There is another part to this though. True Teachers are a bit like Real Mechanics. Real Mechanics are fascinated by any kind of mechanism. How to make it work better? You see this with car guys. Guys have the car up on blocks trying to make it better. It can be a rare model, or it can be a Pinto, its the same ethic. What can I turn this Pinto into? Teachers like Pi Nu are exactly like this. All their students are like projects. They are thinking: Hmmm, what can I turn this into? Yes, the main business and pre-occupation is building Thai boys into stadium fighters and even champions, but deeper, below all of that, there’s a deeper morality. Everyone can be improved. What can I make this fighter into?
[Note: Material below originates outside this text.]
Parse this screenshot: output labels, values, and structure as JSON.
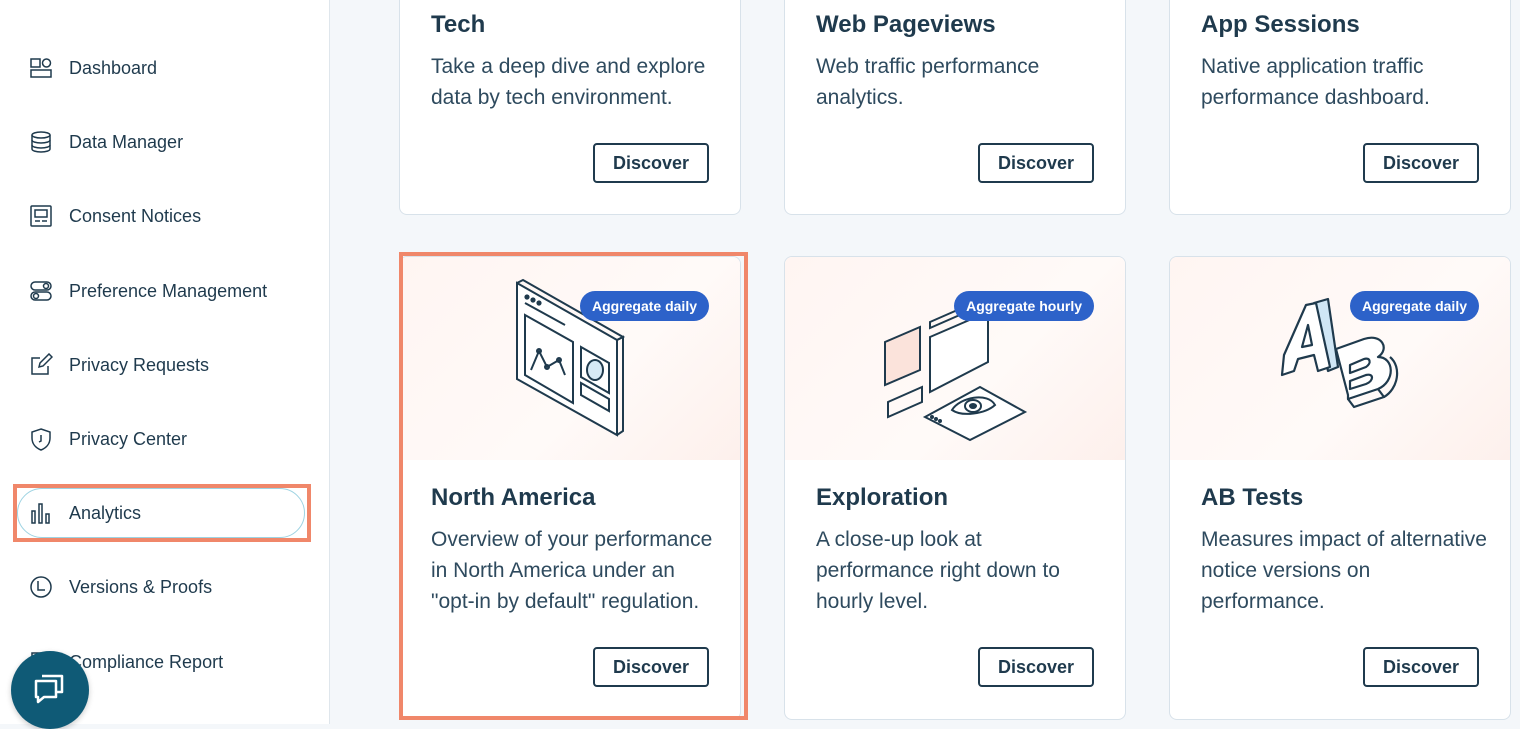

Humble beginnings don’t really matter much at all. In fact, in some ways it’s more interesting. Pi Nu took Angie, a trans Thai woman with zero Muay Thai experience in her 30s and through matching effort and focus helped turn her into the first trans-woman to fight at Lumpinee. Not because that was any kind of aim of his, I’m very sure that when he picked those pads the first time it was the farthest thing from his mind, but it was because he looked at her and said: What can I improve? I say all this because I can see in his eyes that he’s thinking the same thing when he’s holding pads for me (and really probably anyone who wants to learn). I have no intention of fighting, but already he’s thinking of possible opponents for me, starting to joke about them. When my teep sent him flying he thought: Hmmm, we can do something with that. When he felt how I kind of love knees and elbows together he thinks: Hmmm, we can do something with that. For these kinds of pure teachers everyone is like a stock car whose engine he wants to work on, and that he’d like to maybe race. Not on some amazing, famous track, but on the neighborhood drag strip against another car around it’s same capacities. See what this can become. Of course not every kru is like this, and some gyms have real bottom lines or business aims, but I’ve seen this in several krus in different camps and it’s a beautiful thing.
You can read the rest of my husband’s guest post articles here: